# Provided material

◆ ◆ ◆

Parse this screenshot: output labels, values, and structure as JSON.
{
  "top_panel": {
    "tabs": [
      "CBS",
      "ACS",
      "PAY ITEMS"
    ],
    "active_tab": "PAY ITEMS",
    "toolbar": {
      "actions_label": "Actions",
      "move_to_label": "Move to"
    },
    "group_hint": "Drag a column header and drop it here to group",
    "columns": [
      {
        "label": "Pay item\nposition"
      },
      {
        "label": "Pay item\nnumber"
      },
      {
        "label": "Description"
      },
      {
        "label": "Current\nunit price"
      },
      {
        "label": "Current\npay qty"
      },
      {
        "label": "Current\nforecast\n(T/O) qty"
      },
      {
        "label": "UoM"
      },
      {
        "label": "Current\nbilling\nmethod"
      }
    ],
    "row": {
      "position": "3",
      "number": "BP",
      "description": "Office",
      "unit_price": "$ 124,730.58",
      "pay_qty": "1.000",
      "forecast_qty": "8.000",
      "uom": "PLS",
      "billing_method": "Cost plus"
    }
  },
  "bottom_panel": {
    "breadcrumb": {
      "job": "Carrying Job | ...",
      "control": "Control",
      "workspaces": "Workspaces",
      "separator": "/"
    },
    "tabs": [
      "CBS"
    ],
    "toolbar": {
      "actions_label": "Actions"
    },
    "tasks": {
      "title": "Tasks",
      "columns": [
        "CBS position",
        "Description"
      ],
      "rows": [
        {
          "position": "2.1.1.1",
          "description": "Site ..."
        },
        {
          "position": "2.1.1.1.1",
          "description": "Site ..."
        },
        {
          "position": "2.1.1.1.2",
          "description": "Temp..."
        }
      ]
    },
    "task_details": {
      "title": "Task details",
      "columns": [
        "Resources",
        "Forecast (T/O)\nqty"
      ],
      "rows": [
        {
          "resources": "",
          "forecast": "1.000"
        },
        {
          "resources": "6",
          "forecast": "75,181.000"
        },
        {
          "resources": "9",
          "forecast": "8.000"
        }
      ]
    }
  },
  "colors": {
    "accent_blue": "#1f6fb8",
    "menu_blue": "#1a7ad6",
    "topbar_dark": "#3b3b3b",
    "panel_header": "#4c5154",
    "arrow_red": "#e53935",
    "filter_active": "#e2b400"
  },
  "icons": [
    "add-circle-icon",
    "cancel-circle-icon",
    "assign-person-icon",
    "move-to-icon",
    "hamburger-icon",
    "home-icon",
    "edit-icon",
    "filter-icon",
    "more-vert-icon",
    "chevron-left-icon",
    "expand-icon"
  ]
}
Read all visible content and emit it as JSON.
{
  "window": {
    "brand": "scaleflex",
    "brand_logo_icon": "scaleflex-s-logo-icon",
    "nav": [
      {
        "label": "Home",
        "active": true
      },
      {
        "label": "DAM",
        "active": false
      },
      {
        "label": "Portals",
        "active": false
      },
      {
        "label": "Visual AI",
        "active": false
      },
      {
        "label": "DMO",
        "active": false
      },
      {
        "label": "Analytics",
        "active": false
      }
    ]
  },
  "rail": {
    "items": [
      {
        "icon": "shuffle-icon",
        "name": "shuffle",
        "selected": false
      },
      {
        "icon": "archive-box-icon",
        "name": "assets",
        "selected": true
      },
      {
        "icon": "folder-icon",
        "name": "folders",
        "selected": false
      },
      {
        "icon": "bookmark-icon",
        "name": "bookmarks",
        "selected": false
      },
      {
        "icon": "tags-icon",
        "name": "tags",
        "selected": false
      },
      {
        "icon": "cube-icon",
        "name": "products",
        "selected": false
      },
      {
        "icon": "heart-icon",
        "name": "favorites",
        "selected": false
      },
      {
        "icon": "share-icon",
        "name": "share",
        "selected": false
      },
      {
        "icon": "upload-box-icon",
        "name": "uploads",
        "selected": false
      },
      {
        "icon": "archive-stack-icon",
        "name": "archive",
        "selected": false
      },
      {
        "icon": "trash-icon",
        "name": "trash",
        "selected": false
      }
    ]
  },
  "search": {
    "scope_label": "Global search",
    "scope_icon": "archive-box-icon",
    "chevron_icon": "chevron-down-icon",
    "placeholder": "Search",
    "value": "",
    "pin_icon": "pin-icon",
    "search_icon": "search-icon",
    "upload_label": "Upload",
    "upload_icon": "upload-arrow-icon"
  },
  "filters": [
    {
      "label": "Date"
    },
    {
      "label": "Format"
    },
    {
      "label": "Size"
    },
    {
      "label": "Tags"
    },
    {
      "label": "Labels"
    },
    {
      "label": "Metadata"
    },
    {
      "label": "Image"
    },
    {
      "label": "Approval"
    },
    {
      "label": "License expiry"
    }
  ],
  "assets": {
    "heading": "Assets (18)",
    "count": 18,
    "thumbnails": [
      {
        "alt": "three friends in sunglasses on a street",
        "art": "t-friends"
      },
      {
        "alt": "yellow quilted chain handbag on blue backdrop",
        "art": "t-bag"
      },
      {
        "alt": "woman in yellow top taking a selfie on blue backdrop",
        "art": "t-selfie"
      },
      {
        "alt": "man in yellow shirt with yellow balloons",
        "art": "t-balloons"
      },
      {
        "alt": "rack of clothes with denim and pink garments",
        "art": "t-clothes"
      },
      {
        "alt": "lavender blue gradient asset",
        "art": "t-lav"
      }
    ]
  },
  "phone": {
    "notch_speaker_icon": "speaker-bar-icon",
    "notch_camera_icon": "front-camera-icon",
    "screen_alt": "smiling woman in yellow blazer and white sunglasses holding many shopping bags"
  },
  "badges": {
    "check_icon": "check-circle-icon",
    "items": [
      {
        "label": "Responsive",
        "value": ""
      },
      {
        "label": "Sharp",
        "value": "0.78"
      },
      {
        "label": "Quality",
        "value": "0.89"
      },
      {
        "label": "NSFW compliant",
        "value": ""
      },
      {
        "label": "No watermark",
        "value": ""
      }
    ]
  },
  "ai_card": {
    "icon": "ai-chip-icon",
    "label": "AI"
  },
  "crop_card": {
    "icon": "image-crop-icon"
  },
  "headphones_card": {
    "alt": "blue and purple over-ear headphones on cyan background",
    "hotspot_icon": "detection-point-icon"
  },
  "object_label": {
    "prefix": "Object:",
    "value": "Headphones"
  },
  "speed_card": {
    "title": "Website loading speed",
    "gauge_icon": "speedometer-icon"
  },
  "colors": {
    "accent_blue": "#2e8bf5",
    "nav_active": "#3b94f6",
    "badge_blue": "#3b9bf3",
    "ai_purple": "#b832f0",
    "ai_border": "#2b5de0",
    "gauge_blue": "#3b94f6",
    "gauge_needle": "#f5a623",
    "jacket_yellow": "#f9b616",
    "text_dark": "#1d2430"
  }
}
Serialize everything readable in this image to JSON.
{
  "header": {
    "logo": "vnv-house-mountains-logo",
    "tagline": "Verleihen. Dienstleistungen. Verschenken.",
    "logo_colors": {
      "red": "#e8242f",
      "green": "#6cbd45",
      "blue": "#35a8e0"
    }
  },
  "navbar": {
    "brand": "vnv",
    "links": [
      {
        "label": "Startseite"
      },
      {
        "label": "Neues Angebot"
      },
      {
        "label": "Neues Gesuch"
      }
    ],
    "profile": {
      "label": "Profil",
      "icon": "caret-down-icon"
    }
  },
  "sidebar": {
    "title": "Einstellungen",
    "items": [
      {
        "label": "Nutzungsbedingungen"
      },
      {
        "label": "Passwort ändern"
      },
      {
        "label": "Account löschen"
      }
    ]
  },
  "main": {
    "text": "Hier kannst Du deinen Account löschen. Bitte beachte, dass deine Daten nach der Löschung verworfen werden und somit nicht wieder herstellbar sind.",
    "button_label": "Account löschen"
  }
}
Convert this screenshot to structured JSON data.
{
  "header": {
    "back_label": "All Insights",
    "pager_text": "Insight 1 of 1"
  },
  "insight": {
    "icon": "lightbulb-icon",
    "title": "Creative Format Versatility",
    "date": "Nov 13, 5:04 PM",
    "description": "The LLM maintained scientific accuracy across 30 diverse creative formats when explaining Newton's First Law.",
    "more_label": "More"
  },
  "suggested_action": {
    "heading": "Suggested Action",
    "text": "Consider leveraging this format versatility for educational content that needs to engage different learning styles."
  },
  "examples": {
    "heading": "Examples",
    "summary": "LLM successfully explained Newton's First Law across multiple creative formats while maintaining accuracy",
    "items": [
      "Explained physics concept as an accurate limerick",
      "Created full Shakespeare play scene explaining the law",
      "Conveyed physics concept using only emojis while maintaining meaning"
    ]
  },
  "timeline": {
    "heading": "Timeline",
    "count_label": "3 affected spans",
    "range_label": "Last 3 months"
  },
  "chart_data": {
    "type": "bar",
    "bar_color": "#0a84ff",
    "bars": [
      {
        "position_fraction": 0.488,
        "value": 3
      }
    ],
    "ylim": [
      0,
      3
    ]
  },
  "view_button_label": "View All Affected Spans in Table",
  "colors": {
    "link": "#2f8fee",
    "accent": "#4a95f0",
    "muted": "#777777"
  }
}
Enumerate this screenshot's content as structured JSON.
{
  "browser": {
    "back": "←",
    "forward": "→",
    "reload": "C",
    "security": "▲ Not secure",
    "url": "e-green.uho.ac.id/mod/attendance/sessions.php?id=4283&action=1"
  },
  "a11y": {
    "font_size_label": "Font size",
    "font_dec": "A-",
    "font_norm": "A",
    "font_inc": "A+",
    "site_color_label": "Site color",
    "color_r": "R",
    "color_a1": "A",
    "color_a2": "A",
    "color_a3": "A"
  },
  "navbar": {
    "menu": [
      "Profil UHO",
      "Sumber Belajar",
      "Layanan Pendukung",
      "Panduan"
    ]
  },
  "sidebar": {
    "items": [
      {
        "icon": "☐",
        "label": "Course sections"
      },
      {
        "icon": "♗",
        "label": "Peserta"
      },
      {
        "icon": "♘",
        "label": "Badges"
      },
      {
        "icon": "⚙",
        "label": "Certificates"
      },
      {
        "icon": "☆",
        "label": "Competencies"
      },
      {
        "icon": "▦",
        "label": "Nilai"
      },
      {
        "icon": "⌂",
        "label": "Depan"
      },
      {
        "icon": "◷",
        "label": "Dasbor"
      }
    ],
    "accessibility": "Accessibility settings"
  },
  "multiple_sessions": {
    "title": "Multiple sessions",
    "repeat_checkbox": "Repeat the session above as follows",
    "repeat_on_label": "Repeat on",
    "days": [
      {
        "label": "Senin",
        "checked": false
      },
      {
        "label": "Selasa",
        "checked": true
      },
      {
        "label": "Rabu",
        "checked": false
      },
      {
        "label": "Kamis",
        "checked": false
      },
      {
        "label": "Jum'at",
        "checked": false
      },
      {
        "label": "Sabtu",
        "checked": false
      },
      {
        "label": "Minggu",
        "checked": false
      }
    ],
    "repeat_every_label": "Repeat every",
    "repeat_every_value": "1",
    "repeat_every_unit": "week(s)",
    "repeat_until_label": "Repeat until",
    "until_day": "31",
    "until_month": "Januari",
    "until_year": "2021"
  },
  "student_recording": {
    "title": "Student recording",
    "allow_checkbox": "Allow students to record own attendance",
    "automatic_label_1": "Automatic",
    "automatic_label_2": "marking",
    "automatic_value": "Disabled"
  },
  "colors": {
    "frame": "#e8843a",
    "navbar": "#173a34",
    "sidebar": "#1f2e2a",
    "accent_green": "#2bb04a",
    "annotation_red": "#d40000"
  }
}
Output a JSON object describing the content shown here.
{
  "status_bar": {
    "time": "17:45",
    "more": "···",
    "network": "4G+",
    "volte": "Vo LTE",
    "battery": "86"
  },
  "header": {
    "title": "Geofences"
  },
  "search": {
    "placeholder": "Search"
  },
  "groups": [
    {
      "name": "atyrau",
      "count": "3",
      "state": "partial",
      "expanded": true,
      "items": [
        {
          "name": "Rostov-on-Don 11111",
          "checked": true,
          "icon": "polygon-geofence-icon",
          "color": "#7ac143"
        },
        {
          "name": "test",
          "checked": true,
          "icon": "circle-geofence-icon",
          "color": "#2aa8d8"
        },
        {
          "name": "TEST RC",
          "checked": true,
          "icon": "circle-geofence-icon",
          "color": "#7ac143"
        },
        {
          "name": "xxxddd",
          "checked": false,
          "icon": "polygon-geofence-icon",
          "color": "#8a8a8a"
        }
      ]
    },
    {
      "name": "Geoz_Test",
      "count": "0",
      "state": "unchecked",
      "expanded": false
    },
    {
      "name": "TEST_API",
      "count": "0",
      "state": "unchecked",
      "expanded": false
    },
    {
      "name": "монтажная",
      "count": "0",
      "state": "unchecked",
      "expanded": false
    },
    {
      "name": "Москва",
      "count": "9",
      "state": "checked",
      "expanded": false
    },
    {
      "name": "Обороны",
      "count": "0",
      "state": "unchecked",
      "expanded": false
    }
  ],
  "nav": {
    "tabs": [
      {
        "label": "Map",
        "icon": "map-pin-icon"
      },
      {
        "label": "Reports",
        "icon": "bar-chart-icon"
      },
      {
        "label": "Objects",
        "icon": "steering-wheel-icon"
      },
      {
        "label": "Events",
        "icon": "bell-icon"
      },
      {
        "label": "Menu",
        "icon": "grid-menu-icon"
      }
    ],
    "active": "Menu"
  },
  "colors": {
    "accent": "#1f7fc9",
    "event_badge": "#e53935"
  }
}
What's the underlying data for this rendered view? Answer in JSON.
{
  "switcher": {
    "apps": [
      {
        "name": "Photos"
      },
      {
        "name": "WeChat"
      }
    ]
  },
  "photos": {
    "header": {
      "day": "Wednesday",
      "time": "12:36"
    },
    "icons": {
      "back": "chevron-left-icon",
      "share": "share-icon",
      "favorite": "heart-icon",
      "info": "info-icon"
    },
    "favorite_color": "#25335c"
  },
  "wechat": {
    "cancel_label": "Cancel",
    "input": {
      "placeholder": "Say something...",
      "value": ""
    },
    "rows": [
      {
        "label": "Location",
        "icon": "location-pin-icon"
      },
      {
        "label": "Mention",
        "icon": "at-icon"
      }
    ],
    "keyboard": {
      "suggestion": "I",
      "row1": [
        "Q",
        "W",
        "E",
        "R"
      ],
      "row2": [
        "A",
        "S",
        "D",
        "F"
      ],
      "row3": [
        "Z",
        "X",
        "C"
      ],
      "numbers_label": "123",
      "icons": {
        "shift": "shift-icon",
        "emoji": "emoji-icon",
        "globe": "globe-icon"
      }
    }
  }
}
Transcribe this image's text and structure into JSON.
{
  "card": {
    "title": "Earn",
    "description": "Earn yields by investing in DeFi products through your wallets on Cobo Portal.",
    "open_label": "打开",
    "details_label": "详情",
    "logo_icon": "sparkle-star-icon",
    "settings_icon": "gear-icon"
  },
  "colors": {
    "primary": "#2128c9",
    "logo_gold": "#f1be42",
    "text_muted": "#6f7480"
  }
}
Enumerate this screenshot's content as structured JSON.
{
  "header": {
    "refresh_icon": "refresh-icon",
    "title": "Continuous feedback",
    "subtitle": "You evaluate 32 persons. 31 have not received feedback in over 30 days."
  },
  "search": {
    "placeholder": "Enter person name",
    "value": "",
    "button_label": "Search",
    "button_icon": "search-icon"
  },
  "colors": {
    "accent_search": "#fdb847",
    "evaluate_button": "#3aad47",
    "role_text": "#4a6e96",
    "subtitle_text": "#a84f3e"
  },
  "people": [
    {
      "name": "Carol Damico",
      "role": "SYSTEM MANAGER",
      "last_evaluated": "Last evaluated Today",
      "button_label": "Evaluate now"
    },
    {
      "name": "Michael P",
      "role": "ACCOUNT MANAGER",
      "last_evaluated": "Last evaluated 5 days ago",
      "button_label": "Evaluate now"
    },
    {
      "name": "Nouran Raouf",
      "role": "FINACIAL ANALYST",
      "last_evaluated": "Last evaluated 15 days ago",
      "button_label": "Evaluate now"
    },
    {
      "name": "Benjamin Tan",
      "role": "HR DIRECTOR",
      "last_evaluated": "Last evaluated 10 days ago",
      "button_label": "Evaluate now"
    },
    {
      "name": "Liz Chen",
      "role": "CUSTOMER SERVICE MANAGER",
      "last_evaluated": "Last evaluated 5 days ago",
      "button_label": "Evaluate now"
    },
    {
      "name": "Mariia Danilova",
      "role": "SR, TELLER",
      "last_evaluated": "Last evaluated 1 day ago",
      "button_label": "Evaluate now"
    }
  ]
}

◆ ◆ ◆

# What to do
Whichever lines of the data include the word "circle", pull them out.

# Exercise result
    "add-circle-icon",
    "cancel-circle-icon",
    "check_icon": "check-circle-icon",
          "icon": "circle-geofence-icon",
          "icon": "circle-geofence-icon",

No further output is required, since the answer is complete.